Down in the cellars the Concert Saloons are in full blast, and the hot foul air comes rushing up the narrow openings as you pass them, laden with the sound of the fearful revelry that is going on below. Occasionally a dog fight, or a struggle between some half drunken men, draws a crowd on the street and brings the police to the spot. At other times there is a rush of human beings and a wild cry of “stop thief,” and the throng sweeps rapidly down the side-walk overturning street stands, and knocking the unwary passer-by off his feet, in its mad chase after some unseen thief. Beggars line the side-walk, many of them professing the most hopeless blindness, but with eyes keen enough to tell the difference between the coins tossed into their hats. The “Bowery Bands,” as the little street musicians are called, are out in force, and you can hear their discordant strains every few squares.
Until long after midnight the scene is the same, and even all through the night the street preserves its air of unrest. Some hopeful vender of Lager Beer is almost always to be found at his post, seek him at what hour you will; and the cheap lodging houses and hotels seem never to close.

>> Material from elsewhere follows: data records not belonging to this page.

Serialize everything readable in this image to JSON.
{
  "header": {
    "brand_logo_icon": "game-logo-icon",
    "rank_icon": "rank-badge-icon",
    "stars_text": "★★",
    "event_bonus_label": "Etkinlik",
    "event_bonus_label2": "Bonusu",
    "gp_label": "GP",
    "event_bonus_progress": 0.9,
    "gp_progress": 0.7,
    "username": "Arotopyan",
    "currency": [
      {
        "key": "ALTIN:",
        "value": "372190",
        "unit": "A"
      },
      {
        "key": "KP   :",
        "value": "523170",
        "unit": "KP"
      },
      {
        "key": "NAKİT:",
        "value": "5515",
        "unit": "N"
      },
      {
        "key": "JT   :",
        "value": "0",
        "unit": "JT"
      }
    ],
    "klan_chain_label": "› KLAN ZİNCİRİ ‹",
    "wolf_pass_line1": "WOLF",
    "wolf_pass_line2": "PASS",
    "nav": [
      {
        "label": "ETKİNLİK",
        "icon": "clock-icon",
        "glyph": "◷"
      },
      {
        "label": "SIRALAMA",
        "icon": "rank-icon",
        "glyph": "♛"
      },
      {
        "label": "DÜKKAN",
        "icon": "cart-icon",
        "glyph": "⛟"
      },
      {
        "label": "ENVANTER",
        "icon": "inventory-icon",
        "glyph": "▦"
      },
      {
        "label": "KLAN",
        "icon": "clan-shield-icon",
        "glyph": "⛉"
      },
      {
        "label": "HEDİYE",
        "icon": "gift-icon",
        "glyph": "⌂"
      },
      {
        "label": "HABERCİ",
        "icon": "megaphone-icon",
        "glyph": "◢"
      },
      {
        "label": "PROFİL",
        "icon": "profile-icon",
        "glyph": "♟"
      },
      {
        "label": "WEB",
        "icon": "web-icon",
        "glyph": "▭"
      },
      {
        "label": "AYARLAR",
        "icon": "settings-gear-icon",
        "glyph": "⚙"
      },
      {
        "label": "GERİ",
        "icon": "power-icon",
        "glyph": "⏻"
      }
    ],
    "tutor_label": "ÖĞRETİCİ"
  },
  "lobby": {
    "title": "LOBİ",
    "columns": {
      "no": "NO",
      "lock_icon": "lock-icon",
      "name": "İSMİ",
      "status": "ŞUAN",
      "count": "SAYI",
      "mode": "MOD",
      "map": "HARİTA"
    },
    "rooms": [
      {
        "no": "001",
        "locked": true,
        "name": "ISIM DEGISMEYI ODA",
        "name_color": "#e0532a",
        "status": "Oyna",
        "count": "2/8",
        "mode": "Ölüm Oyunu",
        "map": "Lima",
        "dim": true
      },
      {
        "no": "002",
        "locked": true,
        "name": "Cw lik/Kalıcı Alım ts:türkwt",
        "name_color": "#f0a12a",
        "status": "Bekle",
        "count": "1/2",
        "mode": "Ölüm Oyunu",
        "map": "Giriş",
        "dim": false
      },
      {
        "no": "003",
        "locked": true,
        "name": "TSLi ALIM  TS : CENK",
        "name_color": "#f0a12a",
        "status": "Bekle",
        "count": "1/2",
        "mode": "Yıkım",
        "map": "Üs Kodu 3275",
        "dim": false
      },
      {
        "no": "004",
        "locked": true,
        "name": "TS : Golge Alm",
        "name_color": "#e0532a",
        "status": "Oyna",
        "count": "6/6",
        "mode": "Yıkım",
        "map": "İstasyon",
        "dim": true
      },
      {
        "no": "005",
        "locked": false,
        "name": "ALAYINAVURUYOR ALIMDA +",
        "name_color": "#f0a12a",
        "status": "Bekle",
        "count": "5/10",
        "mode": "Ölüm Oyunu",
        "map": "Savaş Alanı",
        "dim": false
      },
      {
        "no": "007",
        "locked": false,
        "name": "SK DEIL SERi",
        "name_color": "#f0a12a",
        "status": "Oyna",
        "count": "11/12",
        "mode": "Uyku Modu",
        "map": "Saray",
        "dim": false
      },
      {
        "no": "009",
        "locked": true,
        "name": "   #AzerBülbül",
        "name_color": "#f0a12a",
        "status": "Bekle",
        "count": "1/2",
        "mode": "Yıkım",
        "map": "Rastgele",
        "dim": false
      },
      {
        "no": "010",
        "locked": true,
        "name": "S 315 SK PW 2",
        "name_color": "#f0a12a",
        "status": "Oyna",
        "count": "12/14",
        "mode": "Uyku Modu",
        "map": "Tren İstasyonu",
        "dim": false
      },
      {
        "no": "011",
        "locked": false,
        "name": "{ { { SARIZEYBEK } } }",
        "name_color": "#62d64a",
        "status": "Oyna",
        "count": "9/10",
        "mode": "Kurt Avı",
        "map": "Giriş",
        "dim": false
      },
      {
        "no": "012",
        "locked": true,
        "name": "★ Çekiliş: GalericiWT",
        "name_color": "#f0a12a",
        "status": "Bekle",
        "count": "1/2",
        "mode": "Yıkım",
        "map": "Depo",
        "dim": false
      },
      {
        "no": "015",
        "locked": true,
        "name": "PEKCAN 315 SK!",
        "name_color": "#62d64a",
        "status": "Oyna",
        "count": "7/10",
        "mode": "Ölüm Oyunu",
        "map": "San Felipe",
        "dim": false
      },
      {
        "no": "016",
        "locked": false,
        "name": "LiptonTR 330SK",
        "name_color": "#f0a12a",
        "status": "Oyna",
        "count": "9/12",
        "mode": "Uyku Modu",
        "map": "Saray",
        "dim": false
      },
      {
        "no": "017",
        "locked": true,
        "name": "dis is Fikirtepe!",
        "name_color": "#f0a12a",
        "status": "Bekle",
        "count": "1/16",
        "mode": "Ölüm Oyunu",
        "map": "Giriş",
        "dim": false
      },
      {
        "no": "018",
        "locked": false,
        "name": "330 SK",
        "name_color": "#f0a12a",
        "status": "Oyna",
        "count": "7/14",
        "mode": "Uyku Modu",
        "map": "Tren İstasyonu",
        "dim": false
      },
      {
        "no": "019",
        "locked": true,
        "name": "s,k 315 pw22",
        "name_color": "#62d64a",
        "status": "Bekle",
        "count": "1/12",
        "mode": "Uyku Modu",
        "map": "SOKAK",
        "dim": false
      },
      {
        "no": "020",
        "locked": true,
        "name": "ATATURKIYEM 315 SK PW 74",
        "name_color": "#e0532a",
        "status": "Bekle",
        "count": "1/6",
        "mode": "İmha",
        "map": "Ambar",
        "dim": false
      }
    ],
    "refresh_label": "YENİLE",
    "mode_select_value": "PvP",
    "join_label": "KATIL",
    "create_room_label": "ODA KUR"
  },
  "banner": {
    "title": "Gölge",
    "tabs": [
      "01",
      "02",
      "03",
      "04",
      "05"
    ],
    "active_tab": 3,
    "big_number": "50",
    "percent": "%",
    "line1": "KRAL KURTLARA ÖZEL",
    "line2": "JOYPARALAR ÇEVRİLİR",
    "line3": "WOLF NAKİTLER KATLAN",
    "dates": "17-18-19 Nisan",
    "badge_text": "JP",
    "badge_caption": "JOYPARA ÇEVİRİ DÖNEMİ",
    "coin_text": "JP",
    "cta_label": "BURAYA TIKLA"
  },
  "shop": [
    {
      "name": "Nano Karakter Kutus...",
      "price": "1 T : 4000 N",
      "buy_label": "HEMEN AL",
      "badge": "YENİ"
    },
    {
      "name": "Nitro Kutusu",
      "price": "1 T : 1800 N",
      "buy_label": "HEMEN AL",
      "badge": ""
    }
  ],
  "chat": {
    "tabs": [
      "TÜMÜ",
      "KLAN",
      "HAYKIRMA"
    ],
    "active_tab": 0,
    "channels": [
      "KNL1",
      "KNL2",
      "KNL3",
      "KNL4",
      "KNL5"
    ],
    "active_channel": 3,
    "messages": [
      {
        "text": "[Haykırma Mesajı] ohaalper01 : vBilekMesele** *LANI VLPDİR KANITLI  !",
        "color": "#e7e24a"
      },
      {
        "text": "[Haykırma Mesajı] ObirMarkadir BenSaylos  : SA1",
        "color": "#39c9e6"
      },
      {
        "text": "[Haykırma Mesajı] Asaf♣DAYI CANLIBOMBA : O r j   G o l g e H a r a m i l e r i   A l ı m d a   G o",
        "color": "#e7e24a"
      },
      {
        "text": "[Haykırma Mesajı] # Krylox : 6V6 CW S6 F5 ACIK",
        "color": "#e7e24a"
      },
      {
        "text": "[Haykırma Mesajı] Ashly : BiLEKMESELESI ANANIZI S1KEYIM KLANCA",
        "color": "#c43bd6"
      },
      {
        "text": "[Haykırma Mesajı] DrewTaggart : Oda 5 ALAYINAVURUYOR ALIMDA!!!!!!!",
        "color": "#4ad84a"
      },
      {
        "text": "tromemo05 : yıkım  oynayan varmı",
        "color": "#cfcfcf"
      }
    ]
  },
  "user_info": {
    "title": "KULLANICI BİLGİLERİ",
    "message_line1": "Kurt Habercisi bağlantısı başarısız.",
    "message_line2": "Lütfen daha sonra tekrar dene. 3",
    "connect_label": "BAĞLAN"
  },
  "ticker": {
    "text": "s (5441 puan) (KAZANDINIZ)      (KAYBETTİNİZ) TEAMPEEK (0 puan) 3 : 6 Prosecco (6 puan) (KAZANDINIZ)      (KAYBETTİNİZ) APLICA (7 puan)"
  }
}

Respectable people avoid the Bowery as far as possible at night. Every species of crime and vice is abroad at this time watching for its victims. Those who do not wish to fall into trouble should keep out of the way.